▶ Your goal
This exercise calls for every line of the data below with the string "title" in it.
......
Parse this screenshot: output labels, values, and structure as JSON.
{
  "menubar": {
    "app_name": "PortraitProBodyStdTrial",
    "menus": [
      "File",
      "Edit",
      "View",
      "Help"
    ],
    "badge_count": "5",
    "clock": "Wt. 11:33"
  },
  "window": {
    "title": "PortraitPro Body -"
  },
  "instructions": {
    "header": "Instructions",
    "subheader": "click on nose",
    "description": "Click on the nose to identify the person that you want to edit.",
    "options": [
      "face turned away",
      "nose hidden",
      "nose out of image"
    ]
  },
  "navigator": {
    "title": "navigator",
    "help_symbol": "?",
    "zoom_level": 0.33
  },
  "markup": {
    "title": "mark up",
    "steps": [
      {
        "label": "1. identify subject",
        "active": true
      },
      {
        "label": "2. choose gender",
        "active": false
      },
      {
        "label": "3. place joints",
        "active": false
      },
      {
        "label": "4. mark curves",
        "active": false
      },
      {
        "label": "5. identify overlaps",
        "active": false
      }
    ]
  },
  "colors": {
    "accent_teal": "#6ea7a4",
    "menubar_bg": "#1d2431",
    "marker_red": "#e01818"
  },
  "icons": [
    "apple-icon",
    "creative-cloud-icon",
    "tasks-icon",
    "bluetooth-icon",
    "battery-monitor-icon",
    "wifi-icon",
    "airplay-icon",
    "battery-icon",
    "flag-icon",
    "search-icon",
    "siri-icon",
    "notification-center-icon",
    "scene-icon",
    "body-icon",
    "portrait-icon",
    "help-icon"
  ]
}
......
▶ Result
    "title": "PortraitPro Body -"
    "title": "navigator",
    "title": "mark up",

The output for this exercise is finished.